See chapter 11
"Despite these differences, U.S. cities experience some climate impacts in similar ways. For example, prolonged periods of high heat affect urban areas around the country.21 Cities are already subject to higher surface temperatures because of the island (UHI) effect, which can also affect regional climate.29 The UHI is projected to get stronger with climate change.29 Another commonality is that most cities are subject to more than one climate stressor. Exposure to multiple climate impacts at once affects multiple urban sectors, and the results can be devastating.30 “
See chapter 18
"Northeastern cities, with their abundance of concrete and asphalt and relative lack of vegetation, tend to have higher temperatures than surrounding regions due to the urban heat island effect (increased temperatures, typically measured during overnight periods, in highly urbanized areas in comparison to outlying suburban, exurban, and rural locations). During extreme heat events, nighttime temperatures in the region’s big cities are generally several degrees higher than surrounding regions, leading to higher risk of heat-related death. In urban areas, the hottest days in the Northeast are also often associated with high concentrations of urban air pollutants including ground-level ozone (Ch. 13: Air Quality, KM 1). This combination of heat stress and poor urban air quality can pose a major health risk to vulnerable groups: young children, elderly, socially or linguistically isolated, economically disadvantaged, and those with preexisting health conditions, including asthma. Vulnerability is further heightened as key infrastructure, including electricity for air conditioning, is more likely to fail precisely when it is most needed—when demand exceeds available supply—with the potential for substantial negative health consequences.287 Finally, vulnerability to heat waves is not evenly distributed throughout the region. Rather, outdoor versus indoor air temperatures, baseline health, occupation, and access to air conditioning are important determinants of vulnerability (see Key Message 4).”
…"Present-day high temperatures (heat) have been conclusively linked to a higher risk of illness and death, particularly among older adults, pregnant women, and children (Ch. 14: Human Health). A number of studies have replicated these findings specifically in the Northeast (see Box 18.3; e.g., Wellenius et al. 2017, Bobb et al. 2014, Hondula et al. 2012305,306,307). Ambient temperatures and heat-related health effects can vary significantly over small geographic areas due to local land cover (for example, due to the urban heat island effect; see Key Message 3) (see also Ch. 5: Land Changes, KM 1), topography, and the resilience of individuals and communities.307,308"
U.S. Environmental Protection Agency
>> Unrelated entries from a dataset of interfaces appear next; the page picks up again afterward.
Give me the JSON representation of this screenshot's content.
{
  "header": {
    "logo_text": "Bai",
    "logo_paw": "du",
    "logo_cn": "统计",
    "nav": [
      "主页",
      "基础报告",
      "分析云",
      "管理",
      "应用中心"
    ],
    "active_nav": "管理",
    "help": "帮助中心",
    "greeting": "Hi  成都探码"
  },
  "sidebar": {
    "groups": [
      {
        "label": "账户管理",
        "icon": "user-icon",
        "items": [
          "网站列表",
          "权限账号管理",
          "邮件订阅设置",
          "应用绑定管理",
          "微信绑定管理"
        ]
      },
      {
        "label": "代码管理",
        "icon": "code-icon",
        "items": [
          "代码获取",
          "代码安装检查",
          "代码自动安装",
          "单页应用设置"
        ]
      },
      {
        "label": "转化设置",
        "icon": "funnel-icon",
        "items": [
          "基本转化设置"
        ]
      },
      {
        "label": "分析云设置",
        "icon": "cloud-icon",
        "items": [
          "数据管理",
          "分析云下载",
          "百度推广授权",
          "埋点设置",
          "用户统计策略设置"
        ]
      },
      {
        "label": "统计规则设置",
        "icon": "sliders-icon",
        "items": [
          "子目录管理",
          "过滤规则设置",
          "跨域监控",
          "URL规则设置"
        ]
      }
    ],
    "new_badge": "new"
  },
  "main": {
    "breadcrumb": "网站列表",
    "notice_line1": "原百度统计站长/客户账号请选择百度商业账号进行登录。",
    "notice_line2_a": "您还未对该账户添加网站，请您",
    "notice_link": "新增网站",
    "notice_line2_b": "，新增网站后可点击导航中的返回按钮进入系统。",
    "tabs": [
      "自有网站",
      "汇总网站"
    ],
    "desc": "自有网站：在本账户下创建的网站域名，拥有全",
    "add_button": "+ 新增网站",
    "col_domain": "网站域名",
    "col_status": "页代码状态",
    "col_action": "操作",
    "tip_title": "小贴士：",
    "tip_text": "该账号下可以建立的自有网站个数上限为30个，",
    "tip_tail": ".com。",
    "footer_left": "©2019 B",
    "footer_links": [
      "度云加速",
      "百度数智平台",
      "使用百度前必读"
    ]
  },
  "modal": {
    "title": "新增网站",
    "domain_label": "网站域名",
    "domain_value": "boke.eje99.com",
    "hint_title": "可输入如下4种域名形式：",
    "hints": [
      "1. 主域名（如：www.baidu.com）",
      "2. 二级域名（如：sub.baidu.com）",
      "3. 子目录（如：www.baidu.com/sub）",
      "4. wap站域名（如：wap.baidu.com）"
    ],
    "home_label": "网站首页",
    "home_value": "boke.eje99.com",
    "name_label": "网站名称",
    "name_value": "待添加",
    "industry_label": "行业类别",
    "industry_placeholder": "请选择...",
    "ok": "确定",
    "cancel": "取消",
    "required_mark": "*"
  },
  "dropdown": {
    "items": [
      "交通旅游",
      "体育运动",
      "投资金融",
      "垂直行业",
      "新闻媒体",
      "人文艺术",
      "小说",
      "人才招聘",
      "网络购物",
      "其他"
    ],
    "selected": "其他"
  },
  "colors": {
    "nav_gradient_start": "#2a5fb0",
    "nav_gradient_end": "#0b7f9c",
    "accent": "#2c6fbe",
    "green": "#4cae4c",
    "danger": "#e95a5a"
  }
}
University Consortium for Atmospheric Research (UCAR)
Now, if you want to discuss how to mitigate the UHI effect of tall buildings, we can start talking about these types of actions:
Local Food Connection
Community Supported Agriculture
Restaurants & Retail
Artists of the Reserve
Montgomery Countryside Alliance
P.O Box 24, Poolesville, MD 20837
301-461-9831 • email@example.com
MCA is proud to announce that we have been recognized for a third time as one of the best small charities in the D.C. region by Catalogue for Philanthropy: Greater Washington. A panel of 110 expert reviewers from area foundations, corporate giving programs, and peer non-profit organizations evaluated 270 applications.
MCA is known as an effective and innovative non-profit whose efforts to preserve and promote Montgomery County’s nationally recognized 93,000 acre Ag Reserve have brought increased public and governmental support of local food production and farmland and open space preservation. Most importantly, MCA’s efforts are putting more farmers on the ground and keeping them there.